◆ Task instructions
Below is a set of records. Repeat all of them exactly.

Collected data
=-=-=-=-=

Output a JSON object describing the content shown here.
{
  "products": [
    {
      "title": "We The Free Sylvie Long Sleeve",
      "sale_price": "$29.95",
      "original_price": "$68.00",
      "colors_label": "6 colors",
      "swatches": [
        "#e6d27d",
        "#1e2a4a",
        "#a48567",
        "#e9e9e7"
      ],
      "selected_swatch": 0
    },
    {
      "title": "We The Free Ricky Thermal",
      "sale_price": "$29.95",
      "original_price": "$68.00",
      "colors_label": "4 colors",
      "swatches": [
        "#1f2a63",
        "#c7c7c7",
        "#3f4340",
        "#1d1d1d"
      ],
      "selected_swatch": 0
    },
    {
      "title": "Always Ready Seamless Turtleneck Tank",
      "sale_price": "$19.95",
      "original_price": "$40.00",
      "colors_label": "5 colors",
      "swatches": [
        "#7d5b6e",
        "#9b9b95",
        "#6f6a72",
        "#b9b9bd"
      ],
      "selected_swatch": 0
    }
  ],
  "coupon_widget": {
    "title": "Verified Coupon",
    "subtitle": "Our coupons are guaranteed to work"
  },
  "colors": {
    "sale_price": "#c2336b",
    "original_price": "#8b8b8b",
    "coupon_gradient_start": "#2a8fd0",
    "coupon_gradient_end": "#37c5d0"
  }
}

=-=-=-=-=

◆ Result
Output a JSON object describing the content shown here.
{
  "products": [
    {
      "title": "We The Free Sylvie Long Sleeve",
      "sale_price": "$29.95",
      "original_price": "$68.00",
      "colors_label": "6 colors",
      "swatches": [
        "#e6d27d",
        "#1e2a4a",
        "#a48567",
        "#e9e9e7"
      ],
      "selected_swatch": 0
    },
    {
      "title": "We The Free Ricky Thermal",
      "sale_price": "$29.95",
      "original_price": "$68.00",
      "colors_label": "4 colors",
      "swatches": [
        "#1f2a63",
        "#c7c7c7",
        "#3f4340",
        "#1d1d1d"
      ],
      "selected_swatch": 0
    },
    {
      "title": "Always Ready Seamless Turtleneck Tank",
      "sale_price": "$19.95",
      "original_price": "$40.00",
      "colors_label": "5 colors",
      "swatches": [
        "#7d5b6e",
        "#9b9b95",
        "#6f6a72",
        "#b9b9bd"
      ],
      "selected_swatch": 0
    }
  ],
  "coupon_widget": {
    "title": "Verified Coupon",
    "subtitle": "Our coupons are guaranteed to work"
  },
  "colors": {
    "sale_price": "#c2336b",
    "original_price": "#8b8b8b",
    "coupon_gradient_start": "#2a8fd0",
    "coupon_gradient_end": "#37c5d0"
  }
}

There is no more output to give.